The task ::
The job is to output each record again, character for character.

Entries provided ::

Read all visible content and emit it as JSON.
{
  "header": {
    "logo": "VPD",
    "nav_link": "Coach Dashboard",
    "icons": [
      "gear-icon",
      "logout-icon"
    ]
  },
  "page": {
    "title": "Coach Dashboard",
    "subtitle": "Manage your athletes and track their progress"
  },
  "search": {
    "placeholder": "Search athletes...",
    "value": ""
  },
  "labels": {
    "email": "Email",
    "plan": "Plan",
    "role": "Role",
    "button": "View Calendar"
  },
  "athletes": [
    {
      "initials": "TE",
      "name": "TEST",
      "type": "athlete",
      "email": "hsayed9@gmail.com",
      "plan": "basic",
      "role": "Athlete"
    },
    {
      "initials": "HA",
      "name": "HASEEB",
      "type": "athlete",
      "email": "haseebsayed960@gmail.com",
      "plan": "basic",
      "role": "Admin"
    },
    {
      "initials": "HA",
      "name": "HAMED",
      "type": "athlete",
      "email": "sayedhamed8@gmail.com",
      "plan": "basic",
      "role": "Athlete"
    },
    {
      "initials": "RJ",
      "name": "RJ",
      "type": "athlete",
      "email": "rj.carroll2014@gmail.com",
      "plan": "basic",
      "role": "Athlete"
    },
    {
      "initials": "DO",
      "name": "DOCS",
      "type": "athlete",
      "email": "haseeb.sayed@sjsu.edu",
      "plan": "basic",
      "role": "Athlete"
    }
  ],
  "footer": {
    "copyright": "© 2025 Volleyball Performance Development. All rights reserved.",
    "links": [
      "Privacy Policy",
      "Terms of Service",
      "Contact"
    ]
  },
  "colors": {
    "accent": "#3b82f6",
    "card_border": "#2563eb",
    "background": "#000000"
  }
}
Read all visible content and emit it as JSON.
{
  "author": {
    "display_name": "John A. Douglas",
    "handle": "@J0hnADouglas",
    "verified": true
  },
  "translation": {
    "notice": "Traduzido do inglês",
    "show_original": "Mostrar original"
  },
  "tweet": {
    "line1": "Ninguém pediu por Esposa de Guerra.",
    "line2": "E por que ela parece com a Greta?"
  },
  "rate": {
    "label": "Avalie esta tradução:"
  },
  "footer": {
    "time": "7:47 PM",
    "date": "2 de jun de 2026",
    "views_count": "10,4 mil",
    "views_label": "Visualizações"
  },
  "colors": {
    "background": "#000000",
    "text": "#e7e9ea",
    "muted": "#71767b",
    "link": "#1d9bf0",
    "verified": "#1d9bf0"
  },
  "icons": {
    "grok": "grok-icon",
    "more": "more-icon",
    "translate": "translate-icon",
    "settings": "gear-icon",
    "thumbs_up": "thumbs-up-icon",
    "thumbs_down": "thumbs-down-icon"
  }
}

Written solution ::
Read all visible content and emit it as JSON.
{
  "header": {
    "logo": "VPD",
    "nav_link": "Coach Dashboard",
    "icons": [
      "gear-icon",
      "logout-icon"
    ]
  },
  "page": {
    "title": "Coach Dashboard",
    "subtitle": "Manage your athletes and track their progress"
  },
  "search": {
    "placeholder": "Search athletes...",
    "value": ""
  },
  "labels": {
    "email": "Email",
    "plan": "Plan",
    "role": "Role",
    "button": "View Calendar"
  },
  "athletes": [
    {
      "initials": "TE",
      "name": "TEST",
      "type": "athlete",
      "email": "hsayed9@gmail.com",
      "plan": "basic",
      "role": "Athlete"
    },
    {
      "initials": "HA",
      "name": "HASEEB",
      "type": "athlete",
      "email": "haseebsayed960@gmail.com",
      "plan": "basic",
      "role": "Admin"
    },
    {
      "initials": "HA",
      "name": "HAMED",
      "type": "athlete",
      "email": "sayedhamed8@gmail.com",
      "plan": "basic",
      "role": "Athlete"
    },
    {
      "initials": "RJ",
      "name": "RJ",
      "type": "athlete",
      "email": "rj.carroll2014@gmail.com",
      "plan": "basic",
      "role": "Athlete"
    },
    {
      "initials": "DO",
      "name": "DOCS",
      "type": "athlete",
      "email": "haseeb.sayed@sjsu.edu",
      "plan": "basic",
      "role": "Athlete"
    }
  ],
  "footer": {
    "copyright": "© 2025 Volleyball Performance Development. All rights reserved.",
    "links": [
      "Privacy Policy",
      "Terms of Service",
      "Contact"
    ]
  },
  "colors": {
    "accent": "#3b82f6",
    "card_border": "#2563eb",
    "background": "#000000"
  }
}
Read all visible content and emit it as JSON.
{
  "author": {
    "display_name": "John A. Douglas",
    "handle": "@J0hnADouglas",
    "verified": true
  },
  "translation": {
    "notice": "Traduzido do inglês",
    "show_original": "Mostrar original"
  },
  "tweet": {
    "line1": "Ninguém pediu por Esposa de Guerra.",
    "line2": "E por que ela parece com a Greta?"
  },
  "rate": {
    "label": "Avalie esta tradução:"
  },
  "footer": {
    "time": "7:47 PM",
    "date": "2 de jun de 2026",
    "views_count": "10,4 mil",
    "views_label": "Visualizações"
  },
  "colors": {
    "background": "#000000",
    "text": "#e7e9ea",
    "muted": "#71767b",
    "link": "#1d9bf0",
    "verified": "#1d9bf0"
  },
  "icons": {
    "grok": "grok-icon",
    "more": "more-icon",
    "translate": "translate-icon",
    "settings": "gear-icon",
    "thumbs_up": "thumbs-up-icon",
    "thumbs_down": "thumbs-down-icon"
  }
}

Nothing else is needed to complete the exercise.